■ Dataset entries ■
------------

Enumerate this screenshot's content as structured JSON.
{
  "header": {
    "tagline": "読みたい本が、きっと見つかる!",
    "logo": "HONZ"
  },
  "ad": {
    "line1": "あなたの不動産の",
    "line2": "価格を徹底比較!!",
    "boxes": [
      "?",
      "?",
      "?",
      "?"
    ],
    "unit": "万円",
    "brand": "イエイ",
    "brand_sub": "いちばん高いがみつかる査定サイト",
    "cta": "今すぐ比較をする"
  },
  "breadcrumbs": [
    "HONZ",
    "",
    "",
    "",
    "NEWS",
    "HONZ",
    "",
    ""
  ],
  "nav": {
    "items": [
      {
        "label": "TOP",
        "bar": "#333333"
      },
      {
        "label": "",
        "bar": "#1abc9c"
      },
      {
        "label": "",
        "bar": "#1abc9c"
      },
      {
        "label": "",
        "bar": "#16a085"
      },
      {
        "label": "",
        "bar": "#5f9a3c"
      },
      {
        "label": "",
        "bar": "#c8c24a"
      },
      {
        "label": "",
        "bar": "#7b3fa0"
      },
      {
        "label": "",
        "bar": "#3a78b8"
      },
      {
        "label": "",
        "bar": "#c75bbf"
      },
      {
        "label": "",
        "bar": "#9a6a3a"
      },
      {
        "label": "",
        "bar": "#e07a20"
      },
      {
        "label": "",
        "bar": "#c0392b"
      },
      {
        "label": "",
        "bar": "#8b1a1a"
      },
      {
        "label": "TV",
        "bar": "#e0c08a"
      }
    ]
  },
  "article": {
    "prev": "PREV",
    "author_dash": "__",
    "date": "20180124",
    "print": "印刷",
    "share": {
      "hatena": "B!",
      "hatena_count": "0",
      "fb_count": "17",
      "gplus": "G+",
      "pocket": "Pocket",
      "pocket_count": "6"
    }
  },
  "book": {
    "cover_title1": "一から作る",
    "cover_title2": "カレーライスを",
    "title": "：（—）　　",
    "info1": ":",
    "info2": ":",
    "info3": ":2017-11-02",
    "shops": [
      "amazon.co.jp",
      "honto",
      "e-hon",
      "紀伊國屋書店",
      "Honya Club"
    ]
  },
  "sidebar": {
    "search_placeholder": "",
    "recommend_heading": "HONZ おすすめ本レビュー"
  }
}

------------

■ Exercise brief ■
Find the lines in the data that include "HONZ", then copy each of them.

■ Result ■
    "logo": "HONZ"
    "HONZ",
    "HONZ",
    "recommend_heading": "HONZ おすすめ本レビュー"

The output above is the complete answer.